(WHAT TO DO)
Locate the word "shear" in the entries below, then gather every line that holds it.

(Entries from a dataset of interfaces)
-------

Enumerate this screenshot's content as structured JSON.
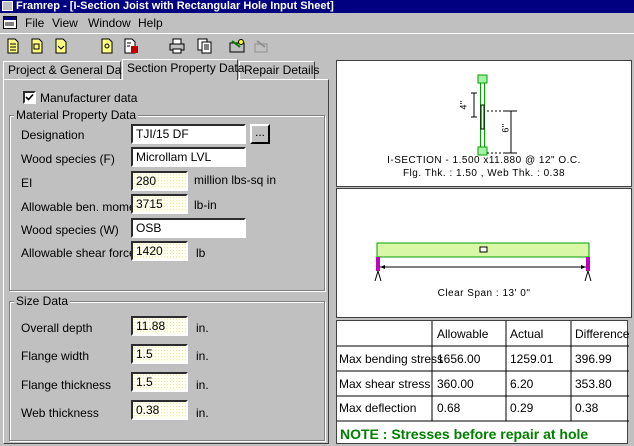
{
  "window": {
    "title": "Framrep - [I-Section Joist with Rectangular Hole Input Sheet]"
  },
  "menu": [
    {
      "label": "File"
    },
    {
      "label": "View"
    },
    {
      "label": "Window"
    },
    {
      "label": "Help"
    }
  ],
  "toolbar": {
    "icons": [
      "new-icon",
      "open-icon",
      "save-icon",
      "preview-icon",
      "export-icon",
      "print-icon",
      "copy-icon",
      "calculate-icon",
      "disabled-tool-icon"
    ]
  },
  "tabs": [
    {
      "label": "Project & General Data",
      "active": false
    },
    {
      "label": "Section Property Data",
      "active": true
    },
    {
      "label": "Repair Details",
      "active": false
    }
  ],
  "manufacturer": {
    "label": "Manufacturer data",
    "checked": true
  },
  "material": {
    "title": "Material Property Data",
    "designation": {
      "label": "Designation",
      "value": "TJI/15 DF",
      "browse": "..."
    },
    "wood_species_f": {
      "label": "Wood species (F)",
      "value": "Microllam LVL"
    },
    "ei": {
      "label": "EI",
      "value": "280",
      "unit": "million lbs-sq in"
    },
    "moment": {
      "label": "Allowable ben. moment",
      "value": "3715",
      "unit": "lb-in"
    },
    "wood_species_w": {
      "label": "Wood species (W)",
      "value": "OSB"
    },
    "shear": {
      "label": "Allowable shear force",
      "value": "1420",
      "unit": "lb"
    }
  },
  "size": {
    "title": "Size Data",
    "depth": {
      "label": "Overall depth",
      "value": "11.88",
      "unit": "in."
    },
    "flange_width": {
      "label": "Flange width",
      "value": "1.5",
      "unit": "in."
    },
    "flange_thickness": {
      "label": "Flange thickness",
      "value": "1.5",
      "unit": "in."
    },
    "web_thickness": {
      "label": "Web thickness",
      "value": "0.38",
      "unit": "in."
    }
  },
  "section_sketch": {
    "dim_left": "4\"",
    "dim_right": "6\"",
    "caption1": "I-SECTION - 1.500 x11.880  @ 12\" O.C.",
    "caption2": "Flg. Thk. : 1.50 , Web Thk. : 0.38"
  },
  "beam_sketch": {
    "clear_span": "Clear Span : 13' 0\""
  },
  "stress_table": {
    "headers": [
      "",
      "Allowable",
      "Actual",
      "Difference"
    ],
    "rows": [
      {
        "label": "Max bending stress",
        "allowable": "1656.00",
        "actual": "1259.01",
        "difference": "396.99"
      },
      {
        "label": "Max shear stress",
        "allowable": "360.00",
        "actual": "6.20",
        "difference": "353.80"
      },
      {
        "label": "Max deflection",
        "allowable": "0.68",
        "actual": "0.29",
        "difference": "0.38"
      }
    ],
    "note": "NOTE : Stresses before repair at hole"
  },
  "colors": {
    "title_bar": "#000080",
    "note": "#008000",
    "sketch_green": "#00a000",
    "sketch_magenta": "#c000c0"
  }
}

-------

(EXERCISE RESULT)
    "shear": {
      "label": "Allowable shear force",
        "label": "Max shear stress",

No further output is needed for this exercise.